Aim of the exercise -
Exactly how many lines in the data below contain the string "İzleme"? Give that number and nothing else.

(Dataset begins)

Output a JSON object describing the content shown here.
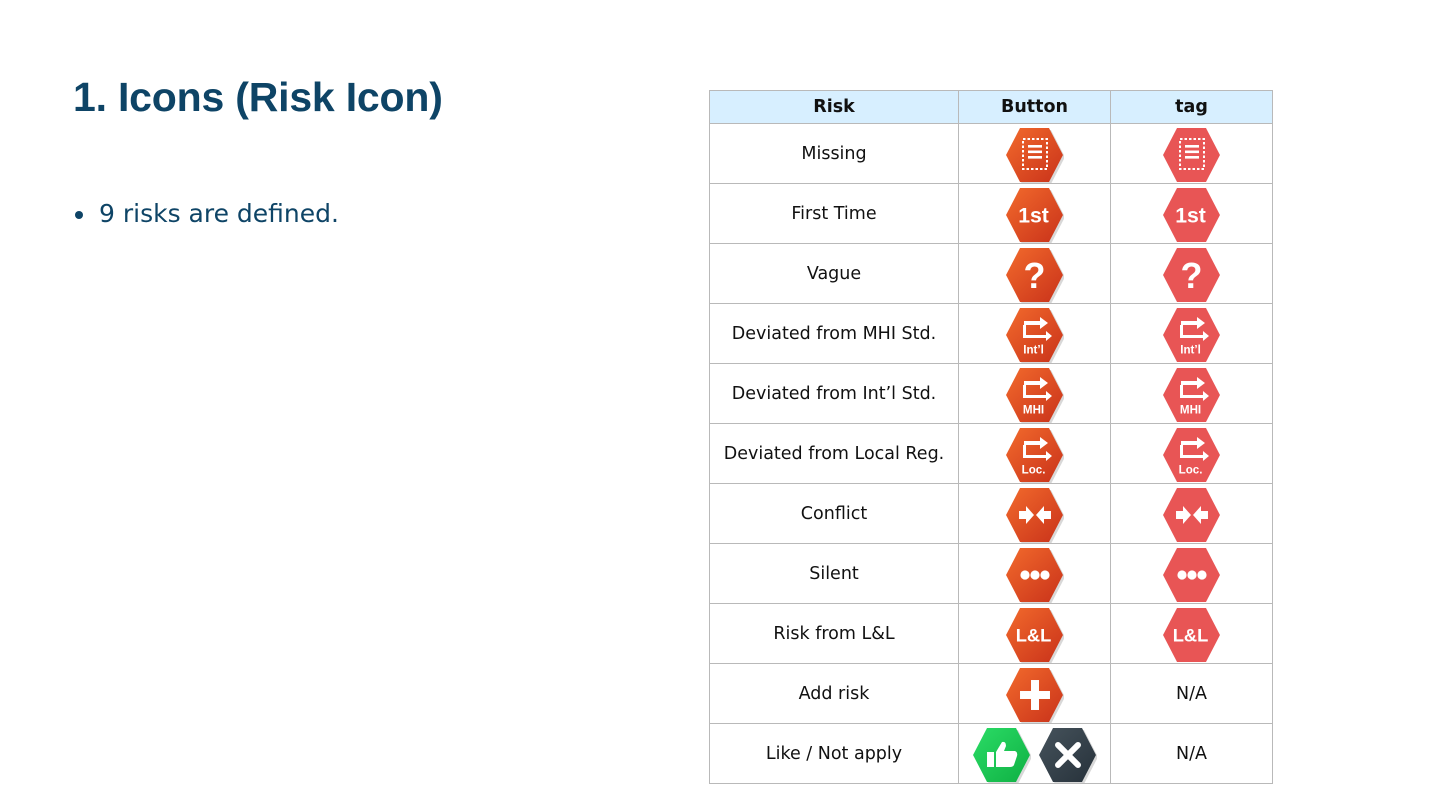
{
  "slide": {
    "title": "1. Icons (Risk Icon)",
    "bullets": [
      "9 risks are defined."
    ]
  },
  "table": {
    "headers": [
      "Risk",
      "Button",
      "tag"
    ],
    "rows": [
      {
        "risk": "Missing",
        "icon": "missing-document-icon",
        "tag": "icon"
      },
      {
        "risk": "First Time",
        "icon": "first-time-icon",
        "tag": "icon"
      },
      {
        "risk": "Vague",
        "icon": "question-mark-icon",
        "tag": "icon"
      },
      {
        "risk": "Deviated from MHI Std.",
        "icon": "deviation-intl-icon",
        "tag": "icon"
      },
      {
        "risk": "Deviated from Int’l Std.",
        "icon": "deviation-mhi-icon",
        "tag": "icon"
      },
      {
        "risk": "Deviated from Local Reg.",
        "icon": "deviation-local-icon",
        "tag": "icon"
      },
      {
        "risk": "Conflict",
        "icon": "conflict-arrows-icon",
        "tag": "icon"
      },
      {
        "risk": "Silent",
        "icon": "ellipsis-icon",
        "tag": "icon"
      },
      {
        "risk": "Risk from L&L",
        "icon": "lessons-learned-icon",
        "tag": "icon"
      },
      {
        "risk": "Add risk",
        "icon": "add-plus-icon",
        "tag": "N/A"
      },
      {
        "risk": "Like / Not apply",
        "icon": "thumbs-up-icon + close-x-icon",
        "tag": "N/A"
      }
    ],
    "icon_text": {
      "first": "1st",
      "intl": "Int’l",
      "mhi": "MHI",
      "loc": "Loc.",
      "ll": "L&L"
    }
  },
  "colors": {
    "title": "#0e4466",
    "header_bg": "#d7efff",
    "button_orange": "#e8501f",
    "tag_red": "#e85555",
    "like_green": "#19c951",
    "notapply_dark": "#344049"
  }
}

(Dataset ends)
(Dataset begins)

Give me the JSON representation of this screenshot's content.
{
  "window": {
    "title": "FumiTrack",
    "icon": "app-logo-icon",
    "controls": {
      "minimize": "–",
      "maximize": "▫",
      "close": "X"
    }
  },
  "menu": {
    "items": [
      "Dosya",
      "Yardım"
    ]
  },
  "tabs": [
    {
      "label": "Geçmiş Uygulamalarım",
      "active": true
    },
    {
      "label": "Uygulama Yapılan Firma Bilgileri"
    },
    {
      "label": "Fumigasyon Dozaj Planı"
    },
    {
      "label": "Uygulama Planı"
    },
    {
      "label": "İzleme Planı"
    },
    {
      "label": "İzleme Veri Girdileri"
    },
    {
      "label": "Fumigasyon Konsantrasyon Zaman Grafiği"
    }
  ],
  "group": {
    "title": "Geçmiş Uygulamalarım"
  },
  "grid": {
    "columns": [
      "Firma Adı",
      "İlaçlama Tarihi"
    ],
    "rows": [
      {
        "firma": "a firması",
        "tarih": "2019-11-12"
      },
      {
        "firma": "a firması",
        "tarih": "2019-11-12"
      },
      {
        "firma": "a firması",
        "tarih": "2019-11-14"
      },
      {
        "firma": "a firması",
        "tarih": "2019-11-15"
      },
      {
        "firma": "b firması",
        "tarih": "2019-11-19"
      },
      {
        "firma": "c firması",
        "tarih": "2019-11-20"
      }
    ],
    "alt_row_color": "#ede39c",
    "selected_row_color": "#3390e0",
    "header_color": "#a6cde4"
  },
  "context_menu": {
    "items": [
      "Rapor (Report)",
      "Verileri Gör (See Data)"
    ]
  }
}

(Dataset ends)

Finished exercise -
2